> **What you should do**
State how many lines of the entries hold the string "icon", and nothing more.

■ ■ ■

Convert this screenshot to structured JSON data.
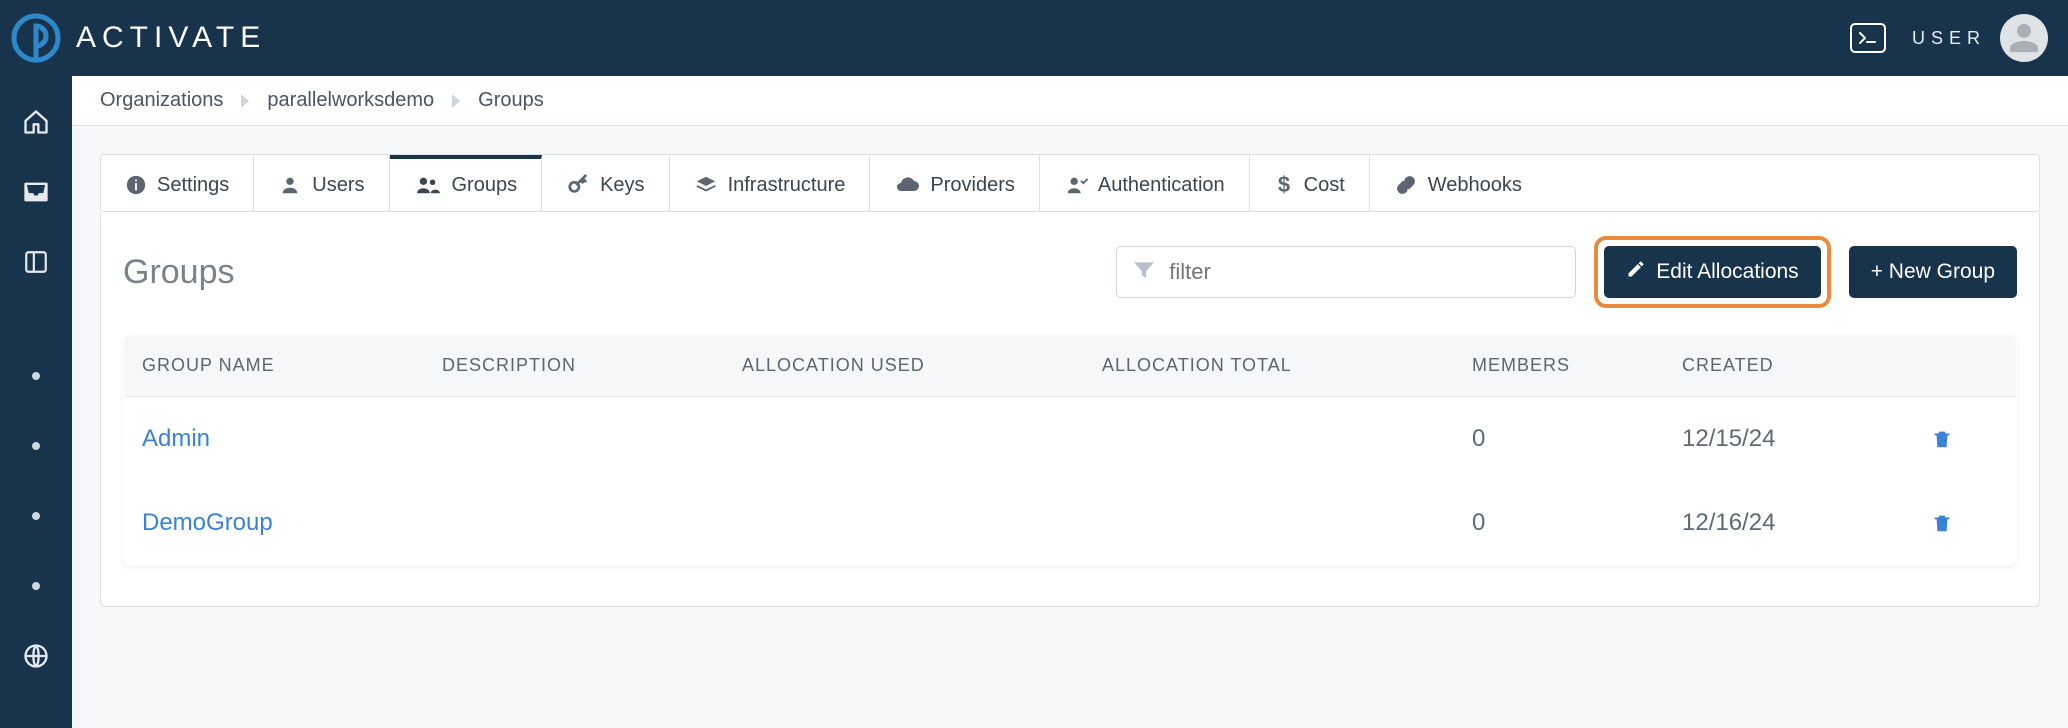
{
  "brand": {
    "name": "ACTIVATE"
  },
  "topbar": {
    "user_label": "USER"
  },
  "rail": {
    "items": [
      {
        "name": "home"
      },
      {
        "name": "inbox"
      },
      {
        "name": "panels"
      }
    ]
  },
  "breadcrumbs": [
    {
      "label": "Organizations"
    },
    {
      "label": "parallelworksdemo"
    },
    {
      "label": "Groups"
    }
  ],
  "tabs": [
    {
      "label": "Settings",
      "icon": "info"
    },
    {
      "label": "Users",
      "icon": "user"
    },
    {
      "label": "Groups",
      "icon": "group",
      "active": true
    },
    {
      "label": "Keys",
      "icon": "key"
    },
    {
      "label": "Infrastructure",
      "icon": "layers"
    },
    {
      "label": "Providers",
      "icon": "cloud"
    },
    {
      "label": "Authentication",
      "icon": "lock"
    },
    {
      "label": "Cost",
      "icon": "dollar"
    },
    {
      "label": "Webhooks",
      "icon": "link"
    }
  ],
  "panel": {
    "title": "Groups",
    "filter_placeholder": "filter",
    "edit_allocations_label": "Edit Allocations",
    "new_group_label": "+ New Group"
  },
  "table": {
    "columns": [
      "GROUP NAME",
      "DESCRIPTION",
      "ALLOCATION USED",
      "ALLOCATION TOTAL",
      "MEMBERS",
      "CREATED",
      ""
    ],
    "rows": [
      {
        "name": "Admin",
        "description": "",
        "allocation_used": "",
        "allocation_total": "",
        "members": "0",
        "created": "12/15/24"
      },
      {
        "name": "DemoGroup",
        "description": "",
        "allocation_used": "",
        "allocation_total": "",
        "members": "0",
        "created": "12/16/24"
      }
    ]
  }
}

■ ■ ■

> **Task solution**
9